24 countries offer e-Visas reflecting 44% of the continent
There is no doubt that if African countries tweak their visa policies, allowing freer movements across borders, the multiplier effect would be enormous and invariably help the continent achieve the much needed growth to overturn the bad story of Covid-19 induced economic recession. According to a new report, a record 54% of the continent is accessible for African visitors who no longer need a visa to travel or can get one on arrival; in 2020, The Gambia joins Seychelles and Benin in allowing visa-free access for all African travelers; 24 countries offer e-Visas reflecting 44% of the continent.
The upward trend in African countries liberalizing their visa regimes and welcoming African travelers continues, according to the 2020 Africa Visa Openness Index published by the African Union Commission and African Development Bank last week.
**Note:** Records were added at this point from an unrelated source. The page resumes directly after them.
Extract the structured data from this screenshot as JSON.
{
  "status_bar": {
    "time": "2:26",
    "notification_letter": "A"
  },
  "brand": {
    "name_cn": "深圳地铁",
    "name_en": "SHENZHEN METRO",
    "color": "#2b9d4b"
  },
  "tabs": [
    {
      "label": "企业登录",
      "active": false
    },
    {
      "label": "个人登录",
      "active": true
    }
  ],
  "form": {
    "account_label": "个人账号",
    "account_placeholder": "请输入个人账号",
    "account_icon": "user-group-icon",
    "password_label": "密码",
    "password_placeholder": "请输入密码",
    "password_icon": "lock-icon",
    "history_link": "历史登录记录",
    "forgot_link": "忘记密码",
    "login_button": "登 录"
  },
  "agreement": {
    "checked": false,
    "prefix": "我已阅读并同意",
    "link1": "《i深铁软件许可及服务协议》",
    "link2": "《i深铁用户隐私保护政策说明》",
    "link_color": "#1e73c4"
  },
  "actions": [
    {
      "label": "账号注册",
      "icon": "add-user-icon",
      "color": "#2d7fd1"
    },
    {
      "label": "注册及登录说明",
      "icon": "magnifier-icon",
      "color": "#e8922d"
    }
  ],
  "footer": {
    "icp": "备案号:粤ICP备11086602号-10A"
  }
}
This fifth edition of the Index highlights the negative impact of the COVID-19 pandemic, which threatens to reverse Africa’s economic gains of recent years, affecting sectors from tourism through to investment. As travel restrictions ease and safety measures are put in place to contain the pandemic, sustaining progress and momentum on more comfortable continent-wide travel is vital.
The 2020 Index shows that a record 54% of the continent is accessible for African visitors, who no longer need visas to travel or can get one on arrival, up by 9% since 2016. In 2020, The Gambia joins Seychelles and Benin in allowing visa-free access for all African travelers. In addition, 20 countries moved upwards in rank on the Index, while 50 countries improved or maintained their scores. The report shows a significant rise in e-Visas, offered by 24 countries in Africa.
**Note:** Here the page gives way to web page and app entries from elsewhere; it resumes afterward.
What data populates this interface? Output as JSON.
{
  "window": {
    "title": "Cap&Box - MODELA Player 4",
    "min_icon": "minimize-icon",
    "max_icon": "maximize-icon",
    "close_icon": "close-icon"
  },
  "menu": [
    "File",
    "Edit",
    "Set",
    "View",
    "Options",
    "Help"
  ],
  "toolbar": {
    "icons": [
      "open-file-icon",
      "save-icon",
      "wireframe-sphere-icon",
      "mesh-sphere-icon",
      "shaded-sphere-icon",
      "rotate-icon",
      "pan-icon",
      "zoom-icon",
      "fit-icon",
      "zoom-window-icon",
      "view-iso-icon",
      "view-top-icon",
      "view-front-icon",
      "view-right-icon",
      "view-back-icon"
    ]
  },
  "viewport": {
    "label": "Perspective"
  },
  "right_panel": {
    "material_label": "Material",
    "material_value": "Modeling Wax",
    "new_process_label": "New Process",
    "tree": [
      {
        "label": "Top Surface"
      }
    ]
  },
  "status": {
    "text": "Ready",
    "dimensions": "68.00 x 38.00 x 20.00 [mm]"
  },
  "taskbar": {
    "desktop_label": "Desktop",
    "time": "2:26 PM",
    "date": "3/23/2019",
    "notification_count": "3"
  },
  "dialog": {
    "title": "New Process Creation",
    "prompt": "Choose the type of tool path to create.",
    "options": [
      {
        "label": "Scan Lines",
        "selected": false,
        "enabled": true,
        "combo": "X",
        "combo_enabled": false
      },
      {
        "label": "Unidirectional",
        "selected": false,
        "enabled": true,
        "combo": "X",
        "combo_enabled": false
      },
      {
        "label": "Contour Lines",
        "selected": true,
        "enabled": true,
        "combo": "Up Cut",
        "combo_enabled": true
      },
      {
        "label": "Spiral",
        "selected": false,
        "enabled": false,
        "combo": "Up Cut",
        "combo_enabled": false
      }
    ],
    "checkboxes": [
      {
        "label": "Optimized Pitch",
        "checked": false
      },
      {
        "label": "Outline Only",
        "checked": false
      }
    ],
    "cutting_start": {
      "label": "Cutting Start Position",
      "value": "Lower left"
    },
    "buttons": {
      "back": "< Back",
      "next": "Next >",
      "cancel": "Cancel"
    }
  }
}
Notwithstanding the gains made, findings show that African citizens still need visas to travel to 46% of African countries. Countries in East and West Africa rank highest among the top performers, worthy of emulation by countries in the other regions.
The Index’s findings reinforce the benefits of prioritizing visa openness solutions in large and small economies, with the biggest gains accruing to business, investment, innovation and tourism. Further facilitating the free movement of people, goods and services, becomes even more important with the start of trading under the African Continental Free Trade Area (AfCFTA) on 1 January 2021.
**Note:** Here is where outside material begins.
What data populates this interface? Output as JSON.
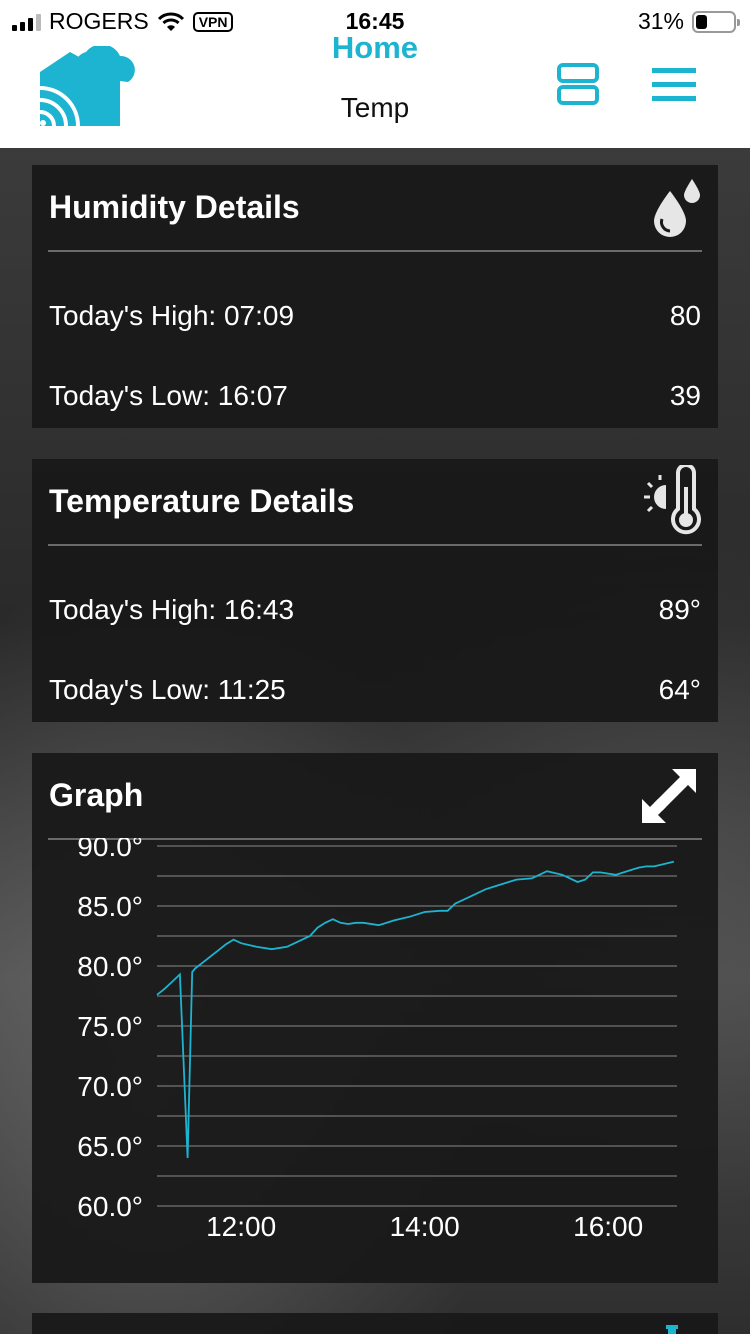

African Development Bank Vice-President, Regional Development, Integration and Business Delivery, Dr. Khaled F. Sherif said, “as the evolving fallout of the COVID19 pandemic has shown, countries increasingly need to look beyond domestic frontiers to boost their economic prospects. Visa openness will support Africa to reposition its future growth.”
As close to half of African destinations ease travel restrictions in line with plans to manage the pandemic, travel safety and security remain foremost in policymakers’ and people’s minds as it concerns opening up of borders, and as governments update measures for permitting travel.
“As the time has come to safely reopen and revive economies across Africa, it is imperative to institute measures that propel the continent and all its citizens forward. Liberalizing a country’s visa regime is a policy tool that can be quickly adopted to do this,” said Amb. Kwesi Quartey, Deputy Chairperson, African Union Commission.